• PROBLEM REQUIREMENTS
Search the records for the word "vers". Copy every line where it appears.

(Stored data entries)
************
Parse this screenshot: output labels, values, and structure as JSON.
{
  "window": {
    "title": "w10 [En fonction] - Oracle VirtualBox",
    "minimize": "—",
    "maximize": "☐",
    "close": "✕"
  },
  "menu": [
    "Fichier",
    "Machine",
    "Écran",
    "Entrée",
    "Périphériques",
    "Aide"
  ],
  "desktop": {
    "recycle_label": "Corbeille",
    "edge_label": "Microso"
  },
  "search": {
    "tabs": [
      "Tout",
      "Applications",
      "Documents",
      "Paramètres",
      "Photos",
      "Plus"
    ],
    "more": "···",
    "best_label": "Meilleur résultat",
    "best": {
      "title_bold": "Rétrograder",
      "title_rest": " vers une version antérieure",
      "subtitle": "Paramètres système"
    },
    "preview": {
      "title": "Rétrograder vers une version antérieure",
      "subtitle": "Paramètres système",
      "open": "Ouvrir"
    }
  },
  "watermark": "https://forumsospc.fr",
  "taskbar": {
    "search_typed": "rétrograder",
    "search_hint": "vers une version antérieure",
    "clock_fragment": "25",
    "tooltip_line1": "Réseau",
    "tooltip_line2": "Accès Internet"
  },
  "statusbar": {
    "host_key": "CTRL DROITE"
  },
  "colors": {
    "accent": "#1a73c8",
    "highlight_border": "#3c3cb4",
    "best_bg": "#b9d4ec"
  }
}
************
• RESULT OF THIS TASK
      "title_rest": " vers une version antérieure",
      "title": "Rétrograder vers une version antérieure",
    "search_hint": "vers une version antérieure",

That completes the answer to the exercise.